On 2 July, the Government submitted a communication to Parliament on the European Commission’s proposal to amend the Union Civil Protection Mechanism. This is particularly the case against the backdrop of the COVID-19 crisis, which has given rise to the need to enhance the EU's preparedness to respond to broad and serious disasters and crises, especially in situations that simultaneously affect almost all Member States.
The Union Civil Protection Mechanism has become one of the most important instruments of international assistance in recent years. It covers all kinds of natural and man-made disasters, such as major disasters. The Mechanism can also be used to request and provide assistance in situations such as pandemics.
Any country can request assistance via the Union Civil Protection Mechanism if the scale of an emergency or disaster exceeds their response capacity.
The Commission proposal is part of the EU recovery plan and the Commission proposes EUR 3.1 billion to reinforce the Union Civil Protection Mechanism over 2021–2027.
The Commission proposes that it be given the right to acquire and manage rescEU capabilities and to provide transport and logistics arrangements for the delivery of assistance. EU level rescEU capabilities were set up as a safety net for overpowering situations where national resources and the capabilities tied to the Union Civil Protection Reserve are insufficient. In practice, rescEU capabilities have so far mainly been utilised to fight forest fires, but work on the EU's stockpile of medical equipment was set in motion in the spring. RescEU-preparedness will also be developed to respond to chemical, biological, radiological and nuclear threats (CBRN).

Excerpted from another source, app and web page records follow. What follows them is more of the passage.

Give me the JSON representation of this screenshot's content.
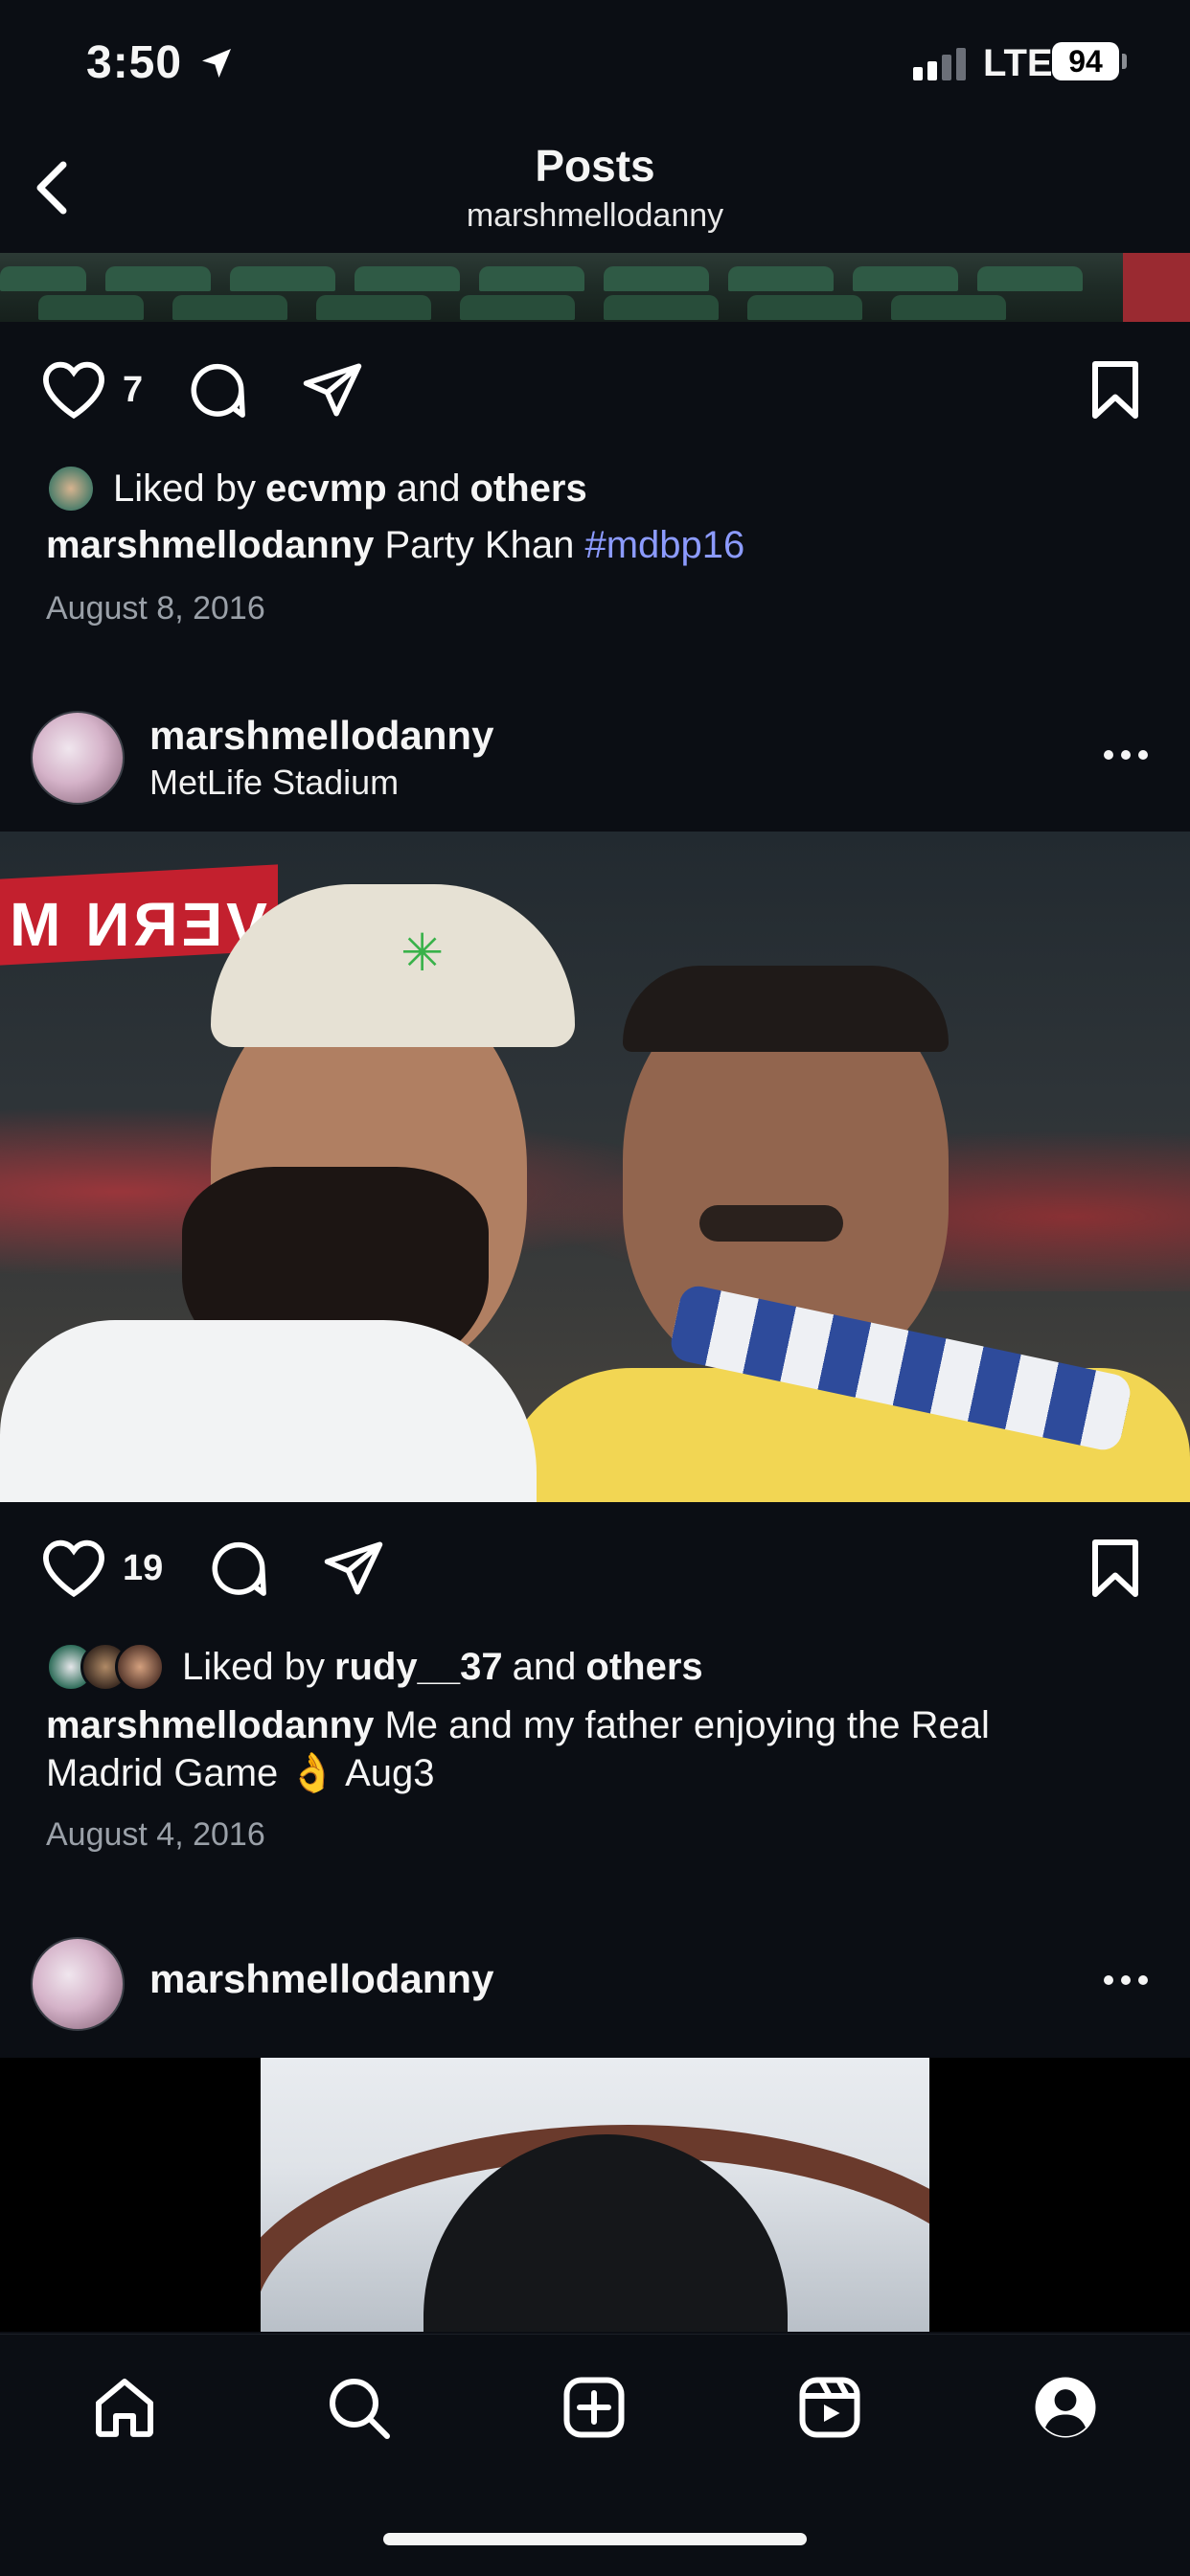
{
  "status_bar": {
    "time": "3:50",
    "network": "LTE",
    "battery": "94"
  },
  "header": {
    "title": "Posts",
    "subtitle": "marshmellodanny"
  },
  "post1": {
    "likes_count": "7",
    "liked_by_prefix": "Liked by",
    "liked_by_user": "ecvmp",
    "liked_by_and": "and",
    "liked_by_others": "others",
    "caption_user": "marshmellodanny",
    "caption_text": "Party Khan",
    "hashtag": "#mdbp16",
    "date": "August 8, 2016"
  },
  "post2": {
    "username": "marshmellodanny",
    "location": "MetLife Stadium",
    "likes_count": "19",
    "liked_by_prefix": "Liked by",
    "liked_by_user": "rudy__37",
    "liked_by_and": "and",
    "liked_by_others": "others",
    "caption_user": "marshmellodanny",
    "caption_text": "Me and my father enjoying the Real Madrid Game 👌 Aug3",
    "date": "August 4, 2016",
    "banner_text": "VERN M"
  },
  "post3": {
    "username": "marshmellodanny"
  },
  "tabs": [
    "home-icon",
    "search-icon",
    "create-icon",
    "reels-icon",
    "profile-icon"
  ],
  "colors": {
    "background": "#0b0e14",
    "hashtag": "#8c9bff",
    "date": "#9aa0a8"
  }
}
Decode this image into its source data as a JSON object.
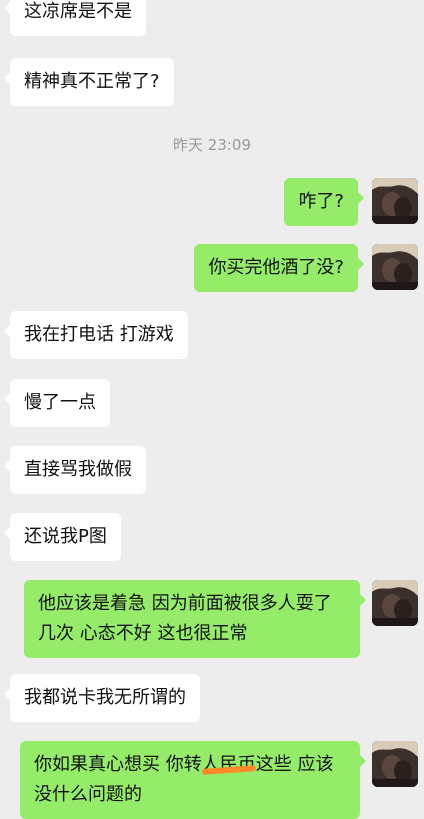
{
  "timestamp": "昨天 23:09",
  "messages": [
    {
      "side": "in",
      "text": "这凉席是不是"
    },
    {
      "side": "in",
      "text": "精神真不正常了?"
    },
    {
      "side": "out",
      "text": "咋了?"
    },
    {
      "side": "out",
      "text": "你买完他酒了没?"
    },
    {
      "side": "in",
      "text": "我在打电话 打游戏"
    },
    {
      "side": "in",
      "text": "慢了一点"
    },
    {
      "side": "in",
      "text": "直接骂我做假"
    },
    {
      "side": "in",
      "text": "还说我P图"
    },
    {
      "side": "out",
      "text": "他应该是着急 因为前面被很多人耍了几次 心态不好 这也很正常"
    },
    {
      "side": "in",
      "text": "我都说卡我无所谓的"
    },
    {
      "side": "out",
      "text_part1": "你如果真心想买 你转",
      "text_scribbled": "人民币",
      "text_part2": "这些 应该没什么问题的"
    }
  ],
  "colors": {
    "background": "#ededed",
    "incoming_bubble": "#ffffff",
    "outgoing_bubble": "#95ec69",
    "scribble": "#ff8a2a",
    "timestamp": "#9a9a9a"
  },
  "icons": {
    "avatar": "user-avatar-photo"
  }
}
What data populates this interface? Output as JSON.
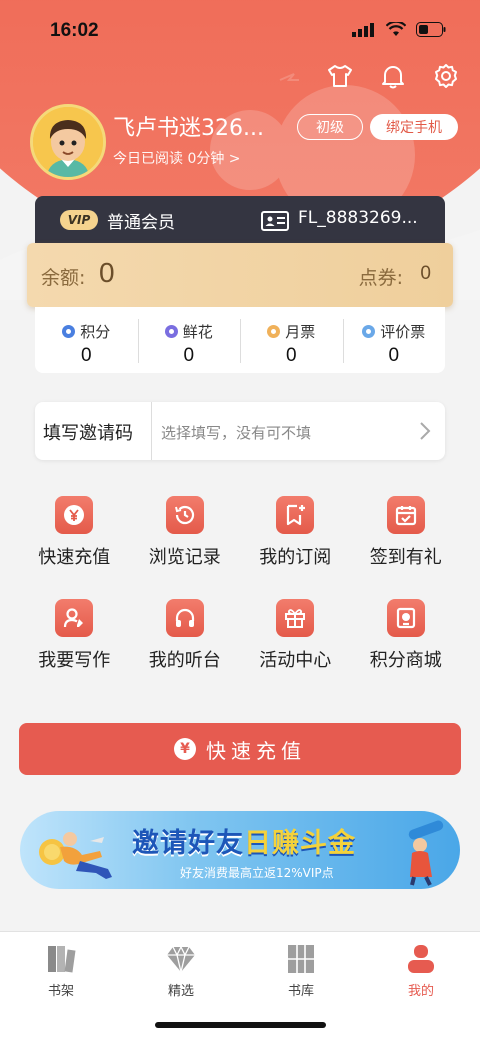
{
  "status_bar": {
    "time": "16:02"
  },
  "profile": {
    "username": "飞卢书迷326...",
    "read_today": "今日已阅读 0分钟 >",
    "level": "初级",
    "bind_phone": "绑定手机"
  },
  "vip": {
    "badge": "VIP",
    "level": "普通会员",
    "user_id": "FL_8883269..."
  },
  "balance": {
    "label": "余额:",
    "value": "0",
    "coupon_label": "点券:",
    "coupon_value": "0"
  },
  "stats": [
    {
      "label": "积分",
      "value": "0",
      "color": "#4a7fe0"
    },
    {
      "label": "鲜花",
      "value": "0",
      "color": "#7a6ee0"
    },
    {
      "label": "月票",
      "value": "0",
      "color": "#f0b15a"
    },
    {
      "label": "评价票",
      "value": "0",
      "color": "#6aa8e8"
    }
  ],
  "invite": {
    "label": "填写邀请码",
    "placeholder": "选择填写，没有可不填"
  },
  "grid": [
    {
      "label": "快速充值",
      "icon": "yen-icon"
    },
    {
      "label": "浏览记录",
      "icon": "history-icon"
    },
    {
      "label": "我的订阅",
      "icon": "bookmark-add-icon"
    },
    {
      "label": "签到有礼",
      "icon": "calendar-check-icon"
    },
    {
      "label": "我要写作",
      "icon": "writer-icon"
    },
    {
      "label": "我的听台",
      "icon": "headphones-icon"
    },
    {
      "label": "活动中心",
      "icon": "gift-icon"
    },
    {
      "label": "积分商城",
      "icon": "shop-icon"
    }
  ],
  "recharge_button": {
    "icon": "¥",
    "label": "快速充值"
  },
  "banner": {
    "title_part1": "邀请好友",
    "title_part2": "日赚斗金",
    "subtitle": "好友消费最高立返12%VIP点"
  },
  "tabs": [
    {
      "label": "书架",
      "icon": "bookshelf-icon",
      "active": false
    },
    {
      "label": "精选",
      "icon": "diamond-icon",
      "active": false
    },
    {
      "label": "书库",
      "icon": "library-icon",
      "active": false
    },
    {
      "label": "我的",
      "icon": "profile-icon",
      "active": true
    }
  ],
  "colors": {
    "header_red": "#ef5e4e",
    "accent": "#e65b50",
    "vip_dark": "#343541",
    "gold": "#efcf9c"
  }
}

The Commission also wishes to strengthen the role of the Emergency Response Coordination Centre (ERCC).
The Union Civil Protection Mechanism is based on the resources of the Member States, and according to the Commission, European solidarity falls short in situations where several Member States face a crisis at the same time. The Commission believes that the Union Civil Protection Mechanism is expected to act more flexibly and independently at the EU level when Member States are unable to act in overpowering situations.
Finland supports the objective of the proposal to improve and enhance European Union preparedness to respond to broad and serious disasters and crises. If it works, the proposal could also contribute to Finland's national preparedness.
However, Finland emphasises that primary responsibility for developing rescue capabilities and preparedness rests with the Member States, and the Commission's actions play supportive and complementary role.
Wivi-Ann Wagello-Sjölund, Ministerial Adviser, tel. +358 295 488 640, [email protected]